Source records:
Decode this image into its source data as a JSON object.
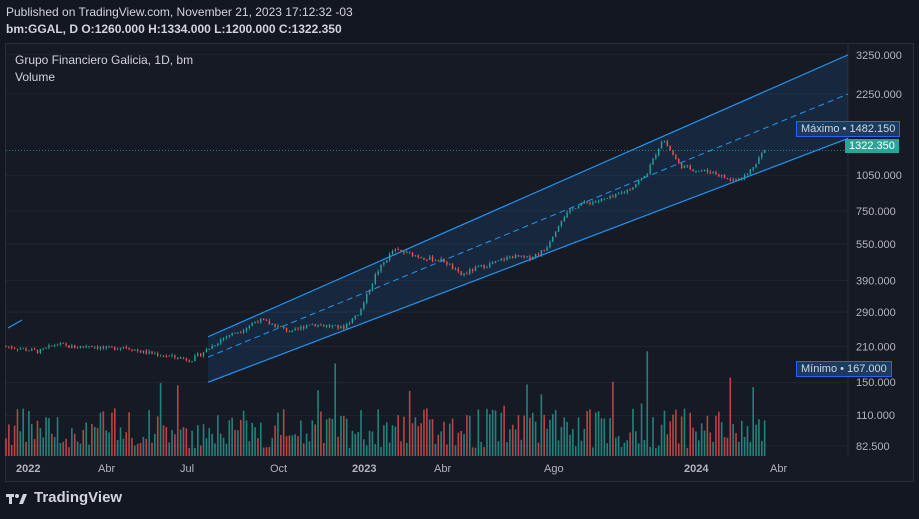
{
  "header": {
    "published": "Published on TradingView.com, November 21, 2023 17:12:32 -03",
    "symbol": "bm:GGAL, D",
    "ohlc": {
      "o_label": "O:",
      "o": "1260.000",
      "h_label": "H:",
      "h": "1334.000",
      "l_label": "L:",
      "l": "1200.000",
      "c_label": "C:",
      "c": "1322.350"
    }
  },
  "legend": {
    "title": "Grupo Financiero Galicia, 1D, bm",
    "volume": "Volume"
  },
  "tags": {
    "max": "Máximo • 1482.150",
    "min": "Mínimo • 167.000",
    "last": "1322.350"
  },
  "footer": {
    "brand": "TradingView"
  },
  "colors": {
    "up": "#26a69a",
    "down": "#ef5350",
    "channel": "#2196f3",
    "background": "#131722",
    "grid": "#2a2e39"
  },
  "chart_data": {
    "type": "candlestick",
    "y_scale": "log",
    "y_ticks": [
      "3250.000",
      "2250.000",
      "1482.150",
      "1322.350",
      "1050.000",
      "750.000",
      "550.000",
      "390.000",
      "290.000",
      "210.000",
      "167.000",
      "150.000",
      "110.000",
      "82.500"
    ],
    "y_tick_values": [
      3250,
      2250,
      1050,
      750,
      550,
      390,
      290,
      210,
      150,
      110,
      82.5
    ],
    "x_ticks": [
      "2022",
      "Abr",
      "Jul",
      "Oct",
      "2023",
      "Abr",
      "Ago",
      "2024",
      "Abr"
    ],
    "last_price": 1322.35,
    "max": 1482.15,
    "min": 167.0,
    "series": [
      {
        "name": "price",
        "points": [
          [
            0,
            210
          ],
          [
            10,
            205
          ],
          [
            20,
            200
          ],
          [
            30,
            215
          ],
          [
            40,
            208
          ],
          [
            50,
            212
          ],
          [
            60,
            205
          ],
          [
            70,
            210
          ],
          [
            80,
            200
          ],
          [
            90,
            195
          ],
          [
            100,
            190
          ],
          [
            110,
            185
          ],
          [
            120,
            205
          ],
          [
            130,
            230
          ],
          [
            140,
            245
          ],
          [
            150,
            270
          ],
          [
            160,
            255
          ],
          [
            170,
            240
          ],
          [
            180,
            260
          ],
          [
            190,
            255
          ],
          [
            200,
            250
          ],
          [
            210,
            290
          ],
          [
            220,
            420
          ],
          [
            230,
            520
          ],
          [
            240,
            500
          ],
          [
            250,
            480
          ],
          [
            260,
            470
          ],
          [
            270,
            410
          ],
          [
            280,
            440
          ],
          [
            290,
            460
          ],
          [
            300,
            490
          ],
          [
            310,
            480
          ],
          [
            320,
            520
          ],
          [
            330,
            700
          ],
          [
            340,
            800
          ],
          [
            350,
            820
          ],
          [
            360,
            850
          ],
          [
            370,
            920
          ],
          [
            380,
            1050
          ],
          [
            390,
            1482
          ],
          [
            400,
            1150
          ],
          [
            410,
            1100
          ],
          [
            420,
            1080
          ],
          [
            430,
            1000
          ],
          [
            440,
            1050
          ],
          [
            450,
            1322
          ]
        ]
      }
    ],
    "channel": {
      "upper": [
        [
          120,
          230
        ],
        [
          500,
          3250
        ]
      ],
      "mid": [
        [
          120,
          190
        ],
        [
          500,
          2250
        ]
      ],
      "lower": [
        [
          120,
          150
        ],
        [
          500,
          1482
        ]
      ]
    }
  }
}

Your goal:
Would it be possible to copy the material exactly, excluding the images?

Solution to this problem:
Decode this image into its source data as a JSON object.
{
  "header": {
    "published": "Published on TradingView.com, November 21, 2023 17:12:32 -03",
    "symbol": "bm:GGAL, D",
    "ohlc": {
      "o_label": "O:",
      "o": "1260.000",
      "h_label": "H:",
      "h": "1334.000",
      "l_label": "L:",
      "l": "1200.000",
      "c_label": "C:",
      "c": "1322.350"
    }
  },
  "legend": {
    "title": "Grupo Financiero Galicia, 1D, bm",
    "volume": "Volume"
  },
  "tags": {
    "max": "Máximo • 1482.150",
    "min": "Mínimo • 167.000",
    "last": "1322.350"
  },
  "footer": {
    "brand": "TradingView"
  },
  "colors": {
    "up": "#26a69a",
    "down": "#ef5350",
    "channel": "#2196f3",
    "background": "#131722",
    "grid": "#2a2e39"
  },
  "chart_data": {
    "type": "candlestick",
    "y_scale": "log",
    "y_ticks": [
      "3250.000",
      "2250.000",
      "1482.150",
      "1322.350",
      "1050.000",
      "750.000",
      "550.000",
      "390.000",
      "290.000",
      "210.000",
      "167.000",
      "150.000",
      "110.000",
      "82.500"
    ],
    "y_tick_values": [
      3250,
      2250,
      1050,
      750,
      550,
      390,
      290,
      210,
      150,
      110,
      82.5
    ],
    "x_ticks": [
      "2022",
      "Abr",
      "Jul",
      "Oct",
      "2023",
      "Abr",
      "Ago",
      "2024",
      "Abr"
    ],
    "last_price": 1322.35,
    "max": 1482.15,
    "min": 167.0,
    "series": [
      {
        "name": "price",
        "points": [
          [
            0,
            210
          ],
          [
            10,
            205
          ],
          [
            20,
            200
          ],
          [
            30,
            215
          ],
          [
            40,
            208
          ],
          [
            50,
            212
          ],
          [
            60,
            205
          ],
          [
            70,
            210
          ],
          [
            80,
            200
          ],
          [
            90,
            195
          ],
          [
            100,
            190
          ],
          [
            110,
            185
          ],
          [
            120,
            205
          ],
          [
            130,
            230
          ],
          [
            140,
            245
          ],
          [
            150,
            270
          ],
          [
            160,
            255
          ],
          [
            170,
            240
          ],
          [
            180,
            260
          ],
          [
            190,
            255
          ],
          [
            200,
            250
          ],
          [
            210,
            290
          ],
          [
            220,
            420
          ],
          [
            230,
            520
          ],
          [
            240,
            500
          ],
          [
            250,
            480
          ],
          [
            260,
            470
          ],
          [
            270,
            410
          ],
          [
            280,
            440
          ],
          [
            290,
            460
          ],
          [
            300,
            490
          ],
          [
            310,
            480
          ],
          [
            320,
            520
          ],
          [
            330,
            700
          ],
          [
            340,
            800
          ],
          [
            350,
            820
          ],
          [
            360,
            850
          ],
          [
            370,
            920
          ],
          [
            380,
            1050
          ],
          [
            390,
            1482
          ],
          [
            400,
            1150
          ],
          [
            410,
            1100
          ],
          [
            420,
            1080
          ],
          [
            430,
            1000
          ],
          [
            440,
            1050
          ],
          [
            450,
            1322
          ]
        ]
      }
    ],
    "channel": {
      "upper": [
        [
          120,
          230
        ],
        [
          500,
          3250
        ]
      ],
      "mid": [
        [
          120,
          190
        ],
        [
          500,
          2250
        ]
      ],
      "lower": [
        [
          120,
          150
        ],
        [
          500,
          1482
        ]
      ]
    }
  }
}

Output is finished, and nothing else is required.